Distance and Immanence in the paintings of David F. Brandon - An essay by A-Soma


Art is a representation of the consciousness that conceived it. Other than as a critique of itself, it has no other function. 

The writer and art theorist, Susan Sontag once speculated that ‘real’ art has a capacity to make us nervous. This tenet might be a useful starting point in an appraisal of the painter David F. Brandon’s oeuvre. His signature technique involves manipulating and reinterpreting photographic images via the application of acrylic paint blown by mouth through a diffuser spray onto board (not canvas). This method produces a rich distribution of grain and texture whilst at the same time evoking the silver halide particles of photographic film. He eschews the brushstroke in favour of a process that distances the viewer from the hand of the artist. A style that brings with it connotations of mass production, media and the encompassing sociosphere. 

 Modulation of an image from photography to paint is the chemistry that lies at the heart of this work; a kind of scrying, by which its psychic potency may be divined.
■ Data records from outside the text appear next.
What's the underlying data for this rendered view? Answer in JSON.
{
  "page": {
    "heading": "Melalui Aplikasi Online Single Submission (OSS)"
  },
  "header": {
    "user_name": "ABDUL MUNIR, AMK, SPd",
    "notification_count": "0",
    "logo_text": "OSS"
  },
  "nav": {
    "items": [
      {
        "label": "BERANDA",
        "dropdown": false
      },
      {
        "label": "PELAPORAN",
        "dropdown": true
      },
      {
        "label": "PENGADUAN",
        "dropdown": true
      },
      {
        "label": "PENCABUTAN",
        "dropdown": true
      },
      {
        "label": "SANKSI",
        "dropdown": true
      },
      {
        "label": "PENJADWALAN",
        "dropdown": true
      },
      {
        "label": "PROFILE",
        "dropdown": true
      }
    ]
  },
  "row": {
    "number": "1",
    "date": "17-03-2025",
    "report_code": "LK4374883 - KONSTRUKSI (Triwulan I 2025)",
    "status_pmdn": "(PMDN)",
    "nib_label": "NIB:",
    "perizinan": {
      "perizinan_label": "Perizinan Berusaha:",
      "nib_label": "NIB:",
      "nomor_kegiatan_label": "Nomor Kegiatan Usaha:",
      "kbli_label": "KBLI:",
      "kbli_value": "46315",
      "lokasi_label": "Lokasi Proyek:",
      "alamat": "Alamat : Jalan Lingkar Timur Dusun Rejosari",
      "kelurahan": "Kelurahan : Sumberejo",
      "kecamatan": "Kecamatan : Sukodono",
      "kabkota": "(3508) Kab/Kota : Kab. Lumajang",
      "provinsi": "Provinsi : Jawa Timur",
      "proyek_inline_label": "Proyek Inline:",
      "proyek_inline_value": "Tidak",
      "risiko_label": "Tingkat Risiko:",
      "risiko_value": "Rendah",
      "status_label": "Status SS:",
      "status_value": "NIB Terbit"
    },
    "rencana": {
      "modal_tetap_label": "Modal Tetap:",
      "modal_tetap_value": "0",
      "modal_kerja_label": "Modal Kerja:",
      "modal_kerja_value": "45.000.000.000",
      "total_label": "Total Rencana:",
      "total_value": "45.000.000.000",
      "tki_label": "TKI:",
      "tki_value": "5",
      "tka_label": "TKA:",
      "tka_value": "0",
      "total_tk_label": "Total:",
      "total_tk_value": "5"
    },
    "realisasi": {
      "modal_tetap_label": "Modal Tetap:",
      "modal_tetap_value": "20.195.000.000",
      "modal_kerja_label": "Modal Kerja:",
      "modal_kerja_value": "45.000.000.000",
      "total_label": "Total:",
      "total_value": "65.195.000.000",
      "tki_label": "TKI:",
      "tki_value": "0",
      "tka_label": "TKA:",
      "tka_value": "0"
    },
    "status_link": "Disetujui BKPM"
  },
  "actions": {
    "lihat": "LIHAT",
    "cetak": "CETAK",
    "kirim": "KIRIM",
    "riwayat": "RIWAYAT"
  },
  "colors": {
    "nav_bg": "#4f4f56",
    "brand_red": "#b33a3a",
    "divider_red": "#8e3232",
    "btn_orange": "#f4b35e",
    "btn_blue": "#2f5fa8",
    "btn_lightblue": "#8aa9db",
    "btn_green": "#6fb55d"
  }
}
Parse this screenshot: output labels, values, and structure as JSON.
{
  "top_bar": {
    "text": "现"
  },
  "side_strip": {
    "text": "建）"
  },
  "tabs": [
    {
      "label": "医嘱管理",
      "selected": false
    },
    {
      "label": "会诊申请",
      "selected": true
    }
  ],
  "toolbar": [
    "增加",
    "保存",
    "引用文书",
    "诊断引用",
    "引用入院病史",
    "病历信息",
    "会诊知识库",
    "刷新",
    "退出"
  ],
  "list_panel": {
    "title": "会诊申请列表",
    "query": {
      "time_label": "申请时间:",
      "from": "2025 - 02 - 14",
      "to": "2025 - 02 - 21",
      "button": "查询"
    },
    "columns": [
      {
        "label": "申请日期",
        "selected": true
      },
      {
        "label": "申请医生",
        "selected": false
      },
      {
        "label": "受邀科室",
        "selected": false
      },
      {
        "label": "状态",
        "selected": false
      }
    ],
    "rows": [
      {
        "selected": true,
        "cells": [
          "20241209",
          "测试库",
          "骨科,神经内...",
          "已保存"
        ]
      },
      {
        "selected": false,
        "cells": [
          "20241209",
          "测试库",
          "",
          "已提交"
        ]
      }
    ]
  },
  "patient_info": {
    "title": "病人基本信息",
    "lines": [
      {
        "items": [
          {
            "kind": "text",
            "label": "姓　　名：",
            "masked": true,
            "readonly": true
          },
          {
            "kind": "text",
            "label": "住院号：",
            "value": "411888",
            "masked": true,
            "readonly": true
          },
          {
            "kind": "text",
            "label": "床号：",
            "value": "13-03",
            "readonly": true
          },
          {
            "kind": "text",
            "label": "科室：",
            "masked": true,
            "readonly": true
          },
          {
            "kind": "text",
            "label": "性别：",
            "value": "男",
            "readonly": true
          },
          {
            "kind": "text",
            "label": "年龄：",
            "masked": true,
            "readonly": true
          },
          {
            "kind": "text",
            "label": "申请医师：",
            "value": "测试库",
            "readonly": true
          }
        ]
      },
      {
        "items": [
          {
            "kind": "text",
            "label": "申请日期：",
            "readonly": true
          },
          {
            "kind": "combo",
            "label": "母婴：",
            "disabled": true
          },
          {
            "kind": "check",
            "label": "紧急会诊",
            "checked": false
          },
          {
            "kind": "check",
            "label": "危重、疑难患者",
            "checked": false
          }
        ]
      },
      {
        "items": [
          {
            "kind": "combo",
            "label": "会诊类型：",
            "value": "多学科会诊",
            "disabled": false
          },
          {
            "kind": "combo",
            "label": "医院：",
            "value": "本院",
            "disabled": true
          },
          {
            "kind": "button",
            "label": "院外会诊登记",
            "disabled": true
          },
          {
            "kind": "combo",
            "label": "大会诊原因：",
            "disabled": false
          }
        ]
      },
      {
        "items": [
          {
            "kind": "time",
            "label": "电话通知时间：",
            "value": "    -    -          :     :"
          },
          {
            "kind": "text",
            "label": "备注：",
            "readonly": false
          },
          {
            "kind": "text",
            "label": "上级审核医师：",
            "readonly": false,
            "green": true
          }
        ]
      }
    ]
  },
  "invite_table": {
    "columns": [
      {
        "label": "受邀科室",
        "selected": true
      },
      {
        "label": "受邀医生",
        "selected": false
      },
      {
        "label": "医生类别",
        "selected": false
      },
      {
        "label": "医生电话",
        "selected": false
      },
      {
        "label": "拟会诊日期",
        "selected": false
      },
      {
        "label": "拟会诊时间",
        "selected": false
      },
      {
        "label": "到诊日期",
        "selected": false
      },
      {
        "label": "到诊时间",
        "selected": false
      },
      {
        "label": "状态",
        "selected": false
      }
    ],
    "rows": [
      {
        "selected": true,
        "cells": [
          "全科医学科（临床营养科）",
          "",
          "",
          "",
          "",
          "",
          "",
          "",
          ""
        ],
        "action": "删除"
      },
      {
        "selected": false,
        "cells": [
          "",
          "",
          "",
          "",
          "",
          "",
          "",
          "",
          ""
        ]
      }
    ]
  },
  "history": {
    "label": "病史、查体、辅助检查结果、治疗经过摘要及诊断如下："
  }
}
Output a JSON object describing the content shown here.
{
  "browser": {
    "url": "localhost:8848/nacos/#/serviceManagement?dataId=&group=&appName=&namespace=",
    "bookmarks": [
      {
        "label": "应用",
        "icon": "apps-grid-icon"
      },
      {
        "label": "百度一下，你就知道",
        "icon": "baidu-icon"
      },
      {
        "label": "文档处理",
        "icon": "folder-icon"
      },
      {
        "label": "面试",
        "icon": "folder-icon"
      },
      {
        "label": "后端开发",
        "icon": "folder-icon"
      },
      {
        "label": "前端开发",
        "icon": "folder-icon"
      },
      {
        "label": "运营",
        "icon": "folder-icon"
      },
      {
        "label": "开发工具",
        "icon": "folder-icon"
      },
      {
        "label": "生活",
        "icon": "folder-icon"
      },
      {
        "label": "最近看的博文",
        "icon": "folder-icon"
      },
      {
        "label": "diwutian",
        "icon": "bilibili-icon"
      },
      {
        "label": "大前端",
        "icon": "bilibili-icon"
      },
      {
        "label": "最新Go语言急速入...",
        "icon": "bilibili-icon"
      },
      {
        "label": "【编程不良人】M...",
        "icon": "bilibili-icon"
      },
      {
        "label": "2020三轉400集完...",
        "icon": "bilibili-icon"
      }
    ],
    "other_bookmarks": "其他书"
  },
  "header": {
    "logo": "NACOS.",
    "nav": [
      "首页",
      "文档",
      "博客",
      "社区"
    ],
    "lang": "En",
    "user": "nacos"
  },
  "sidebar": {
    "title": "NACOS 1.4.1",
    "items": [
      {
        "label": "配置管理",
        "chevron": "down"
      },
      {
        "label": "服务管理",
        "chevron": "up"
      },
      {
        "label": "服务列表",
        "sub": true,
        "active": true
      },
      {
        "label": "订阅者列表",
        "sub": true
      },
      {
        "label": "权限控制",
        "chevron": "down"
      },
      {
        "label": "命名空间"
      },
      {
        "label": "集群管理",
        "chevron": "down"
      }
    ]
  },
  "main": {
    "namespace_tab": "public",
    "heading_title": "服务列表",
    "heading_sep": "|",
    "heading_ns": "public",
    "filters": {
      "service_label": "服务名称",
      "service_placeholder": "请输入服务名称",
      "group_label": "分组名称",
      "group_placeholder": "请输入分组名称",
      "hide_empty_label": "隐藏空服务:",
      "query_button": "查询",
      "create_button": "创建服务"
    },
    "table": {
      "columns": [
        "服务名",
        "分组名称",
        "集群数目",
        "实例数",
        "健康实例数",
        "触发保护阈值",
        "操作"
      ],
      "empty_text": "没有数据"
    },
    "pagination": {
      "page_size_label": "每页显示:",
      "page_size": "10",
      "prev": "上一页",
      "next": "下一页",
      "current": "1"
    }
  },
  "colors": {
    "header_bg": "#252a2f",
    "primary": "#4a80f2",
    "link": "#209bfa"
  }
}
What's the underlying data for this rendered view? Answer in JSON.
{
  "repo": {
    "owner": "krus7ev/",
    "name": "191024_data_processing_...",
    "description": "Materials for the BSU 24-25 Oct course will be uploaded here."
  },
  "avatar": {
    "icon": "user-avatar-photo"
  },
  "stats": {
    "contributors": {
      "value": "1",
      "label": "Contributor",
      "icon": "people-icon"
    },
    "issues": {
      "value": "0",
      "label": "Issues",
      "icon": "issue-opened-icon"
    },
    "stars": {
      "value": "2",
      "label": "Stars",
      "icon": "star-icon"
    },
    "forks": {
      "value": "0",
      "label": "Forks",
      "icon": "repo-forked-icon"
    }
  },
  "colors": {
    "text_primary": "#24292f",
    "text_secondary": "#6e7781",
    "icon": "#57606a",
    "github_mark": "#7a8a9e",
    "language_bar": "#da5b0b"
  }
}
Like the 1960’s Captalist Realist work of Gerhard Richter, Brandon works from photographs that reference mundane reality, but they also infer a nostalgic distance or even a dark romance. He has evolved a kind of theatre, in which the resonance of individual paintings is keenest when they are seen staged as a group. This invites cross reading, implied narrative or simply a pleasure in sequence. Recurring motifs, text and the device of diptych and triptych in his pieces, plus considered titles, point up the influence of language. They are gallery show paintings, which require that particular contemplative white space in order to be appreciated as intended. In a sense they are the components of an installation. 

Collectively, they infer a mental world which exists outside their frame, and for which they are mere ciphers. Their cryptic rationale creates unease. These are works that seem to bridle at being pigeonholed as paintings, and that might mock you for even liking them. Their atomised glossy surfaces are radicalised by Brandon’s seemingly blithe impatience with the niceties of painterly discourse and the conformities of sanctioned art. We might find another helpful reference point in the early work of the Spanish painter Juan Genoves - a key influence for Brandon during his student days in London. But, whereas Genoves’ early monochrome studies of the human predicament in groups, or in isolation, has evolved to use the human figure simply as a trigger from which to extrapolate permutations of pure form and colour, Brandon’s remit does not yield such aesthetic safety to the viewer. Even at the edge of abstraction his images still suggest an identifiable and gritty world. His pictures feel intrinsically personal, if subjectively opaque. They can be as discomfiting as the overly intimate presence of a stranger’s body on a crowded train, reminding us that we all exist inside the imperative of our own unknowable world. 

This imperative pervades Brandon’s visual atmospherics. His subjects are studies of isolation as a fact of being, where people, objects and the space that contains them are equally separate in their own immanence. By eschewing painterly concerns, Brandon channels our attention toward the figurative subject, which, impervious, or simply a red herring, directs us back to the painted surface. We are caught in a corridor between surface and content, with a realisation that what we are experiencing may in fact not be art, that perhaps we are being wrong footed. As the writer and filmmaker Alain Robbe- Grillet has written: “If art is anything,” “it is everything; in which case it must be self-sufficient, and there can be nothing beyond it.” 

A-soma, 2011